The southern part of the continuous urban area is formed by the district of Newtown. The area was built already in the 18th century when the British decided to move the capital further South. They called the new town with name Charlotte Ville after the wife of King George III (Honychurch 1995a: 66). This name is used for instance by Atwood (1791: 172) and it still exists on some maps (e.g. Dominica 1:50 000).
Newtown is separated from the Inner City by a hill on which the State House is located. On the southern slope of that hill is a triangular-shaped area which is mostly occupied by offices and warehouses but includes some housing, too. The area is separated from the rest of Newtown by Anglican cemetery and Newtown Savannah which is an open green space.
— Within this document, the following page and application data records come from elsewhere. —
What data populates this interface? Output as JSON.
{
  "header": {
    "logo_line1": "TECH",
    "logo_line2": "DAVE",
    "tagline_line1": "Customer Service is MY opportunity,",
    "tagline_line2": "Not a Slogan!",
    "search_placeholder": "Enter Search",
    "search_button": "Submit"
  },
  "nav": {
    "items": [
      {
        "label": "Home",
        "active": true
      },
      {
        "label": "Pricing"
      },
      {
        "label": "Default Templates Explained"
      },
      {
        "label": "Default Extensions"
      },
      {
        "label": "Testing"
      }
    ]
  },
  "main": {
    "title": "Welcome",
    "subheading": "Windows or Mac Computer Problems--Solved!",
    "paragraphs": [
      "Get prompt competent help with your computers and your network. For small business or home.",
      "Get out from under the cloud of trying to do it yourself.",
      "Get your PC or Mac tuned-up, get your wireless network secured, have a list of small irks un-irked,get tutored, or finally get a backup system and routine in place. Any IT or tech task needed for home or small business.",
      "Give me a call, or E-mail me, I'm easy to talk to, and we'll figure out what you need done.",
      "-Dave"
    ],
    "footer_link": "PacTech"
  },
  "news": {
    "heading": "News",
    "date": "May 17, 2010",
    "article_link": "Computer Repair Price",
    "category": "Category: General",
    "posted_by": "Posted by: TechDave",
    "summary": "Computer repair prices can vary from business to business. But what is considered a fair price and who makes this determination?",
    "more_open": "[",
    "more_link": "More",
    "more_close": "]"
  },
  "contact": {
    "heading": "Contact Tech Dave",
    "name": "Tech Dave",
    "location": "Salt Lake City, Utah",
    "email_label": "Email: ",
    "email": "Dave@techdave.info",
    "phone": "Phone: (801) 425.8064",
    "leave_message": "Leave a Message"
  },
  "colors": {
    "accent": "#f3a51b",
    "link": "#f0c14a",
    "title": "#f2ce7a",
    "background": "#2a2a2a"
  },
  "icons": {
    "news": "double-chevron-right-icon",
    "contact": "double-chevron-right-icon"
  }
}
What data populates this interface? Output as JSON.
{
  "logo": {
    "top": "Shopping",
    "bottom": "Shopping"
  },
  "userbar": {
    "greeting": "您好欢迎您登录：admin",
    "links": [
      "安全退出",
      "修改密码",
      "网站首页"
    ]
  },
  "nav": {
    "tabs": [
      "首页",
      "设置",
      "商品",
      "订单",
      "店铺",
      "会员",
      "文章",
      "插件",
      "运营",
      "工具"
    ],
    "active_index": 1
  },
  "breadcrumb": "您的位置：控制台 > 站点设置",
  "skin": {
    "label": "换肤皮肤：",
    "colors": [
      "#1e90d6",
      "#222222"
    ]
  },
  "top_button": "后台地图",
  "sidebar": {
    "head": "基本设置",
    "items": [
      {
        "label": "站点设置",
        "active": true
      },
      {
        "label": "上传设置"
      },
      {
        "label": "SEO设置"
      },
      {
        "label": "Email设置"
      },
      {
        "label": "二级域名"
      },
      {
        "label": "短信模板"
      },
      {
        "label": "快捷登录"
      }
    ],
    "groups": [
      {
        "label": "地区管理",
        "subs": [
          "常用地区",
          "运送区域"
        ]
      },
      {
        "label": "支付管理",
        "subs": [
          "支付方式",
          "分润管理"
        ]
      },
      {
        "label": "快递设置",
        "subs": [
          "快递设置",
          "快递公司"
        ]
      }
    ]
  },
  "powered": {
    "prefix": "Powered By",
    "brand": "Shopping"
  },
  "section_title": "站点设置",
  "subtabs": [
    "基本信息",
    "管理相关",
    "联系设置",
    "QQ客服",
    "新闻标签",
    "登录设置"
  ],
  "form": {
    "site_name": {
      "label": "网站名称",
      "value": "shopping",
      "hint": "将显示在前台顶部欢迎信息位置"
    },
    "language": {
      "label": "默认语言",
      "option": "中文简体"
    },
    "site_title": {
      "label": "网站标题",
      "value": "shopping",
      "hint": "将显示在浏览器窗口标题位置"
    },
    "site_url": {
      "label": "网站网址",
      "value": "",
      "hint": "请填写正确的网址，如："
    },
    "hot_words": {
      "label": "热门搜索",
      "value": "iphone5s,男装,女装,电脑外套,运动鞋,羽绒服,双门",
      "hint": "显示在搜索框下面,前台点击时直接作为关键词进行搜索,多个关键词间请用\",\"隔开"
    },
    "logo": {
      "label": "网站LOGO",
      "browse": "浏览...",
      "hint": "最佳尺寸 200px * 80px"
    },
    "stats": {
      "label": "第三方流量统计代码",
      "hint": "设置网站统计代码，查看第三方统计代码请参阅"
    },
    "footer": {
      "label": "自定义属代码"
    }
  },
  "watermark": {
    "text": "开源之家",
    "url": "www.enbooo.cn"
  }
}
The major axis of Newtown is Victoria Street which in the southern part of the district is virtually the only existing street. The location on a narrow fringe of flat or only moderately sloped terrain between the sea and the mountains causes the linear form of the district.
Bath Estate is a new residential area situated inland to the north-east from the Inner City. Older part, Upper Bath Estate, was built after the Hurricane David which caused extensive destruction in the southern part of Dominica in 1979. A form of rectangular grid network is the base of street network in the Bath Estate district. The blocks are grid-shaped but the streets are cut at their ends. Only two lanes connect the major east-west axes of Lakoudwe Drive and Valley Road to each other while the rest of the lanes are dead-ends in both the northern and southern end of them. They are connected only to Lakoudwe Drive. Contrary to all the other districts of Roseau the feeder lanes are wider than the axes; they even often include a green space in the middle of them. Lower Bath Estate--still under construction--is being built with no regular structure but with a street network that follows the features of the underlying terrain.
The structure of different districts varies much. Many of the differences are due to the features of terrain. Some variant of grid system, however, seems to be preferred if the terrain allows its use. These include the rectangular grid of the Inner City, a modified form of it in Bath Estate, and the irregular grid of Potter's Ville. Some parts inside the Goodwill Baroque network--especially those to the SW and to the East of Lindo Park, are also built in grid system. The only district where grid is not used at all is Newtown; there it would have been virtually impossible due to the shape of the land area suitable for building.